Baone Debbie Superpower
When you think of the kind of audience that “heavy metal” attracts, you might think of men with long hair in cut off, tattered Metallica singlets, accompanied with a cheap pair of sunglasses. Depending on your stance and connection with the genre, however tenuous, you might also associate it with young people who feel opposed to hegemony or safety. It’s probable that you might unconsciously associate it with whiteness and maleness. Paul Shiakallis offers an interesting visual alternative to this preconception.
For Leathered Skins, Unchained Hearts, Shiakallis explores the deep, intricate culture of women in the Marok movement, a metal subculture in Botswana. In particular, he captures the magic and agency of the women who turn to metal music as a means of asserting their autonomy in what can be a deeply patriarchal environment. Through their fandom, these women have carved out a space to explore activities that might otherwise be criticized as improper or unfeminine.
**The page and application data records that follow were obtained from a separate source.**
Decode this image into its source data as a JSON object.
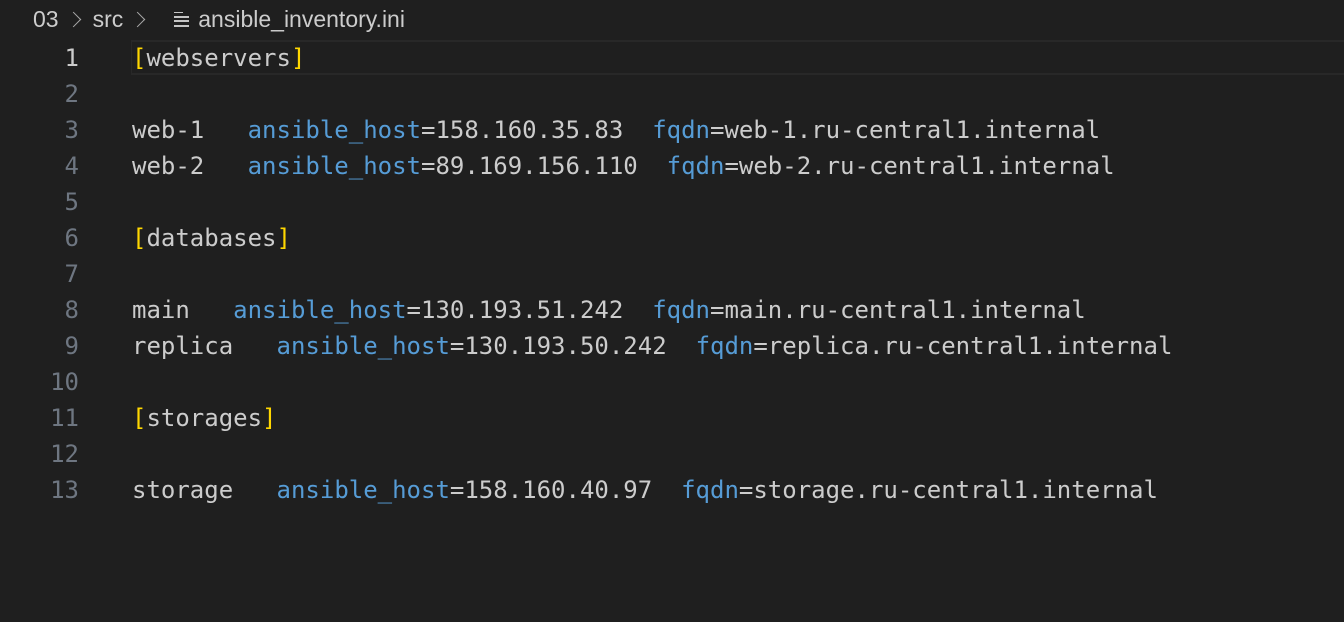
{
  "breadcrumb": {
    "segments": [
      "03",
      "src"
    ],
    "file_icon": "file-lines-icon",
    "file_name": "ansible_inventory.ini"
  },
  "editor": {
    "active_line": 1,
    "colors": {
      "background": "#1f1f1f",
      "line_number": "#6e7681",
      "text": "#cccccc",
      "bracket": "#ffd700",
      "key": "#569cd6"
    },
    "line_numbers": [
      "1",
      "2",
      "3",
      "4",
      "5",
      "6",
      "7",
      "8",
      "9",
      "10",
      "11",
      "12",
      "13"
    ],
    "sections": {
      "webservers": "webservers",
      "databases": "databases",
      "storages": "storages"
    },
    "hosts": [
      {
        "name": "web-1",
        "key1": "ansible_host",
        "ip": "158.160.35.83",
        "key2": "fqdn",
        "fqdn": "web-1.ru-central1.internal"
      },
      {
        "name": "web-2",
        "key1": "ansible_host",
        "ip": "89.169.156.110",
        "key2": "fqdn",
        "fqdn": "web-2.ru-central1.internal"
      },
      {
        "name": "main",
        "key1": "ansible_host",
        "ip": "130.193.51.242",
        "key2": "fqdn",
        "fqdn": "main.ru-central1.internal"
      },
      {
        "name": "replica",
        "key1": "ansible_host",
        "ip": "130.193.50.242",
        "key2": "fqdn",
        "fqdn": "replica.ru-central1.internal"
      },
      {
        "name": "storage",
        "key1": "ansible_host",
        "ip": "158.160.40.97",
        "key2": "fqdn",
        "fqdn": "storage.ru-central1.internal"
      }
    ]
  }
}
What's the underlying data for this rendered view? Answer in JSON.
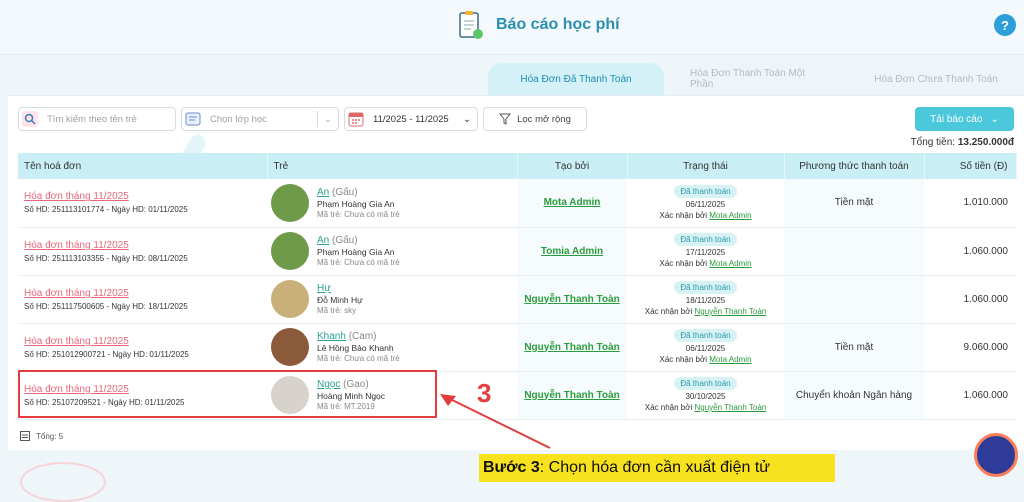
{
  "header": {
    "title": "Báo cáo học phí",
    "help_icon": "?"
  },
  "tabs": [
    {
      "label": "Hóa Đơn Đã Thanh Toán",
      "active": true
    },
    {
      "label": "Hóa Đơn Thanh Toán Một Phần",
      "active": false
    },
    {
      "label": "Hóa Đơn Chưa Thanh Toán",
      "active": false
    }
  ],
  "filters": {
    "search_placeholder": "Tìm kiếm theo tên trẻ",
    "class_placeholder": "Chọn lớp học",
    "date_range": "11/2025 - 11/2025",
    "more_label": "Lọc mở rộng"
  },
  "export_label": "Tải báo cáo",
  "total_label": "Tổng tiền:",
  "total_value": "13.250.000đ",
  "table": {
    "columns": [
      "Tên hoá đơn",
      "Trẻ",
      "Tạo bởi",
      "Trạng thái",
      "Phương thức thanh toán",
      "Số tiền (Đ)"
    ],
    "rows": [
      {
        "invoice": "Hóa đơn tháng 11/2025",
        "sub": "Số HD: 251113101774 - Ngày HD: 01/11/2025",
        "nick": "An",
        "alias": "(Gấu)",
        "full": "Phạm Hoàng Gia An",
        "code": "Mã trẻ: Chưa có mã trẻ",
        "by": "Mota Admin",
        "badge": "Đã thanh toán",
        "date": "06/11/2025",
        "confirm_prefix": "Xác nhận bởi",
        "confirm_by": "Mota Admin",
        "pay": "Tiền mặt",
        "amount": "1.010.000",
        "avatar_color": "#6e9a4a"
      },
      {
        "invoice": "Hóa đơn tháng 11/2025",
        "sub": "Số HD: 251113103355 - Ngày HD: 08/11/2025",
        "nick": "An",
        "alias": "(Gấu)",
        "full": "Phạm Hoàng Gia An",
        "code": "Mã trẻ: Chưa có mã trẻ",
        "by": "Tomia Admin",
        "badge": "Đã thanh toán",
        "date": "17/11/2025",
        "confirm_prefix": "Xác nhận bởi",
        "confirm_by": "Mota Admin",
        "pay": "",
        "amount": "1.060.000",
        "avatar_color": "#6e9a4a"
      },
      {
        "invoice": "Hóa đơn tháng 11/2025",
        "sub": "Số HD: 251117500605 - Ngày HD: 18/11/2025",
        "nick": "Hự",
        "alias": "",
        "full": "Đỗ Minh Hự",
        "code": "Mã trẻ: sky",
        "by": "Nguyễn Thanh Toàn",
        "badge": "Đã thanh toán",
        "date": "18/11/2025",
        "confirm_prefix": "Xác nhận bởi",
        "confirm_by": "Nguyễn Thanh Toàn",
        "pay": "",
        "amount": "1.060.000",
        "avatar_color": "#c9b07a"
      },
      {
        "invoice": "Hóa đơn tháng 11/2025",
        "sub": "Số HD: 251012900721 - Ngày HD: 01/11/2025",
        "nick": "Khanh",
        "alias": "(Cam)",
        "full": "Lê Hồng Bảo Khanh",
        "code": "Mã trẻ: Chưa có mã trẻ",
        "by": "Nguyễn Thanh Toàn",
        "badge": "Đã thanh toán",
        "date": "06/11/2025",
        "confirm_prefix": "Xác nhận bởi",
        "confirm_by": "Mota Admin",
        "pay": "Tiền mặt",
        "amount": "9.060.000",
        "avatar_color": "#8a5a3a"
      },
      {
        "invoice": "Hóa đơn tháng 11/2025",
        "sub": "Số HD: 25107209521 - Ngày HD: 01/11/2025",
        "nick": "Ngọc",
        "alias": "(Gạo)",
        "full": "Hoàng Minh Ngọc",
        "code": "Mã trẻ: MT.2019",
        "by": "Nguyễn Thanh Toàn",
        "badge": "Đã thanh toán",
        "date": "30/10/2025",
        "confirm_prefix": "Xác nhận bởi",
        "confirm_by": "Nguyễn Thanh Toàn",
        "pay": "Chuyển khoản Ngân hàng",
        "amount": "1.060.000",
        "avatar_color": "#d8d2cc"
      }
    ]
  },
  "footer": {
    "count_label": "Tổng: 5"
  },
  "annotation": {
    "number": "3",
    "step_prefix": "Bước 3",
    "step_text": ": Chọn hóa đơn cần xuất điện tử"
  },
  "colors": {
    "accent": "#4cc8dc",
    "header_row": "#c9eef6",
    "link_red": "#e8677c",
    "link_green": "#2a9c3e",
    "highlight": "#e33d3d",
    "step_bg": "#f8e21d"
  }
}
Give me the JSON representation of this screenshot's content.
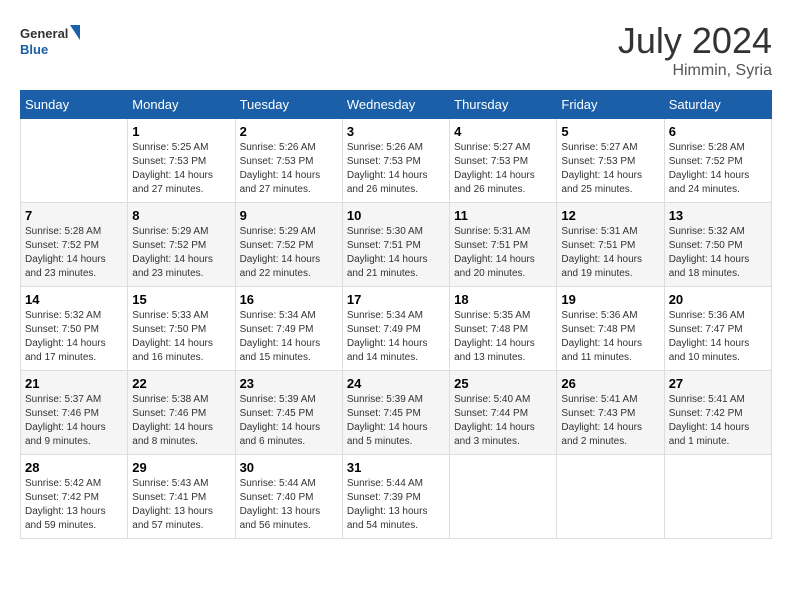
{
  "logo": {
    "line1": "General",
    "line2": "Blue"
  },
  "title": "July 2024",
  "location": "Himmin, Syria",
  "weekdays": [
    "Sunday",
    "Monday",
    "Tuesday",
    "Wednesday",
    "Thursday",
    "Friday",
    "Saturday"
  ],
  "weeks": [
    [
      {
        "day": "",
        "info": ""
      },
      {
        "day": "1",
        "info": "Sunrise: 5:25 AM\nSunset: 7:53 PM\nDaylight: 14 hours\nand 27 minutes."
      },
      {
        "day": "2",
        "info": "Sunrise: 5:26 AM\nSunset: 7:53 PM\nDaylight: 14 hours\nand 27 minutes."
      },
      {
        "day": "3",
        "info": "Sunrise: 5:26 AM\nSunset: 7:53 PM\nDaylight: 14 hours\nand 26 minutes."
      },
      {
        "day": "4",
        "info": "Sunrise: 5:27 AM\nSunset: 7:53 PM\nDaylight: 14 hours\nand 26 minutes."
      },
      {
        "day": "5",
        "info": "Sunrise: 5:27 AM\nSunset: 7:53 PM\nDaylight: 14 hours\nand 25 minutes."
      },
      {
        "day": "6",
        "info": "Sunrise: 5:28 AM\nSunset: 7:52 PM\nDaylight: 14 hours\nand 24 minutes."
      }
    ],
    [
      {
        "day": "7",
        "info": "Sunrise: 5:28 AM\nSunset: 7:52 PM\nDaylight: 14 hours\nand 23 minutes."
      },
      {
        "day": "8",
        "info": "Sunrise: 5:29 AM\nSunset: 7:52 PM\nDaylight: 14 hours\nand 23 minutes."
      },
      {
        "day": "9",
        "info": "Sunrise: 5:29 AM\nSunset: 7:52 PM\nDaylight: 14 hours\nand 22 minutes."
      },
      {
        "day": "10",
        "info": "Sunrise: 5:30 AM\nSunset: 7:51 PM\nDaylight: 14 hours\nand 21 minutes."
      },
      {
        "day": "11",
        "info": "Sunrise: 5:31 AM\nSunset: 7:51 PM\nDaylight: 14 hours\nand 20 minutes."
      },
      {
        "day": "12",
        "info": "Sunrise: 5:31 AM\nSunset: 7:51 PM\nDaylight: 14 hours\nand 19 minutes."
      },
      {
        "day": "13",
        "info": "Sunrise: 5:32 AM\nSunset: 7:50 PM\nDaylight: 14 hours\nand 18 minutes."
      }
    ],
    [
      {
        "day": "14",
        "info": "Sunrise: 5:32 AM\nSunset: 7:50 PM\nDaylight: 14 hours\nand 17 minutes."
      },
      {
        "day": "15",
        "info": "Sunrise: 5:33 AM\nSunset: 7:50 PM\nDaylight: 14 hours\nand 16 minutes."
      },
      {
        "day": "16",
        "info": "Sunrise: 5:34 AM\nSunset: 7:49 PM\nDaylight: 14 hours\nand 15 minutes."
      },
      {
        "day": "17",
        "info": "Sunrise: 5:34 AM\nSunset: 7:49 PM\nDaylight: 14 hours\nand 14 minutes."
      },
      {
        "day": "18",
        "info": "Sunrise: 5:35 AM\nSunset: 7:48 PM\nDaylight: 14 hours\nand 13 minutes."
      },
      {
        "day": "19",
        "info": "Sunrise: 5:36 AM\nSunset: 7:48 PM\nDaylight: 14 hours\nand 11 minutes."
      },
      {
        "day": "20",
        "info": "Sunrise: 5:36 AM\nSunset: 7:47 PM\nDaylight: 14 hours\nand 10 minutes."
      }
    ],
    [
      {
        "day": "21",
        "info": "Sunrise: 5:37 AM\nSunset: 7:46 PM\nDaylight: 14 hours\nand 9 minutes."
      },
      {
        "day": "22",
        "info": "Sunrise: 5:38 AM\nSunset: 7:46 PM\nDaylight: 14 hours\nand 8 minutes."
      },
      {
        "day": "23",
        "info": "Sunrise: 5:39 AM\nSunset: 7:45 PM\nDaylight: 14 hours\nand 6 minutes."
      },
      {
        "day": "24",
        "info": "Sunrise: 5:39 AM\nSunset: 7:45 PM\nDaylight: 14 hours\nand 5 minutes."
      },
      {
        "day": "25",
        "info": "Sunrise: 5:40 AM\nSunset: 7:44 PM\nDaylight: 14 hours\nand 3 minutes."
      },
      {
        "day": "26",
        "info": "Sunrise: 5:41 AM\nSunset: 7:43 PM\nDaylight: 14 hours\nand 2 minutes."
      },
      {
        "day": "27",
        "info": "Sunrise: 5:41 AM\nSunset: 7:42 PM\nDaylight: 14 hours\nand 1 minute."
      }
    ],
    [
      {
        "day": "28",
        "info": "Sunrise: 5:42 AM\nSunset: 7:42 PM\nDaylight: 13 hours\nand 59 minutes."
      },
      {
        "day": "29",
        "info": "Sunrise: 5:43 AM\nSunset: 7:41 PM\nDaylight: 13 hours\nand 57 minutes."
      },
      {
        "day": "30",
        "info": "Sunrise: 5:44 AM\nSunset: 7:40 PM\nDaylight: 13 hours\nand 56 minutes."
      },
      {
        "day": "31",
        "info": "Sunrise: 5:44 AM\nSunset: 7:39 PM\nDaylight: 13 hours\nand 54 minutes."
      },
      {
        "day": "",
        "info": ""
      },
      {
        "day": "",
        "info": ""
      },
      {
        "day": "",
        "info": ""
      }
    ]
  ]
}
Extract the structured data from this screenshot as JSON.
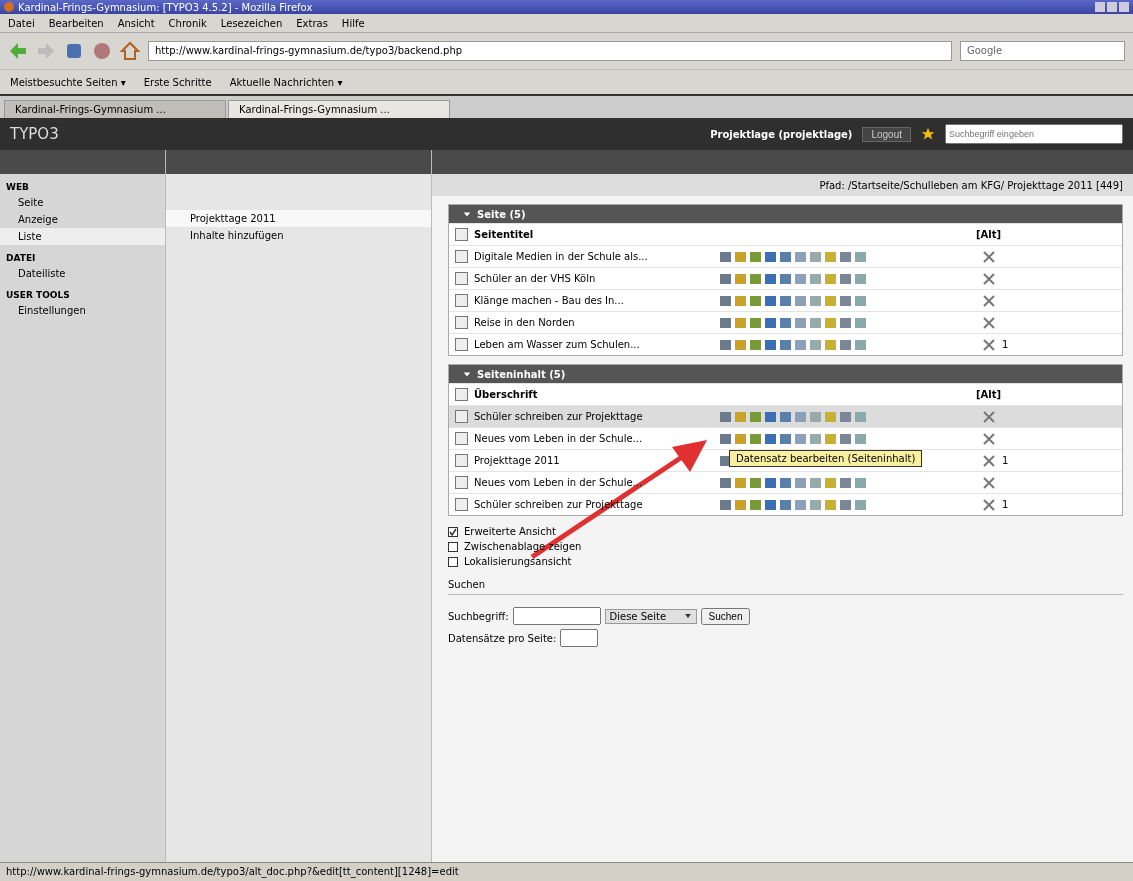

Shiakallis’s characters are all positioned rather purposefully and dramatically, and when you see the photos as a set, the reasoning behind this makes the narrative all the more clear. Shiakallis is interested in creating binaries that may not have existed, playing around with stereotypes and gauche ideas that when worked within the context of his photography, come off as exciting and frightening. The otherwise stereotypical landscape of cultures like “punk” and “metal” become re-invisioned in Shiakallis’s images, which instead present an image that feels in some way like a kind of justice, a triumph, if you will. The clothing of the metal fanatic becomes more powerful and meaningful when worn by his subjects, and is contextualised by his purposeful backdrops of suburbia.
There is something transgressive about the high drama and strong visual of a female metal fan, contrasted within an otherwise mundane or suburban setting. His subjects are depicted out in tall grass, in living rooms, standing against stark walls, and yet they stand to attention with bodies full of confidence and purpose, dressed up in their daring costumes. This is in stark contrast to the typical desolate image portrayed of Africa – the kind of suburbia Shiakallis documents is something that posesses a edge to it, sure, but it also is comforting in its normality.
Shiakallis is bold enough to create a narrative that challenges preconceptions about genres, cultures and locations. He has created a visual display that celebrates a movement in Botswana that allows women a certain degree of independence and freedom to express themselves.
Phoenix Tonahs Slaughter
Bontle Sodah Ramotsietsane
All images © Paul Shiakallis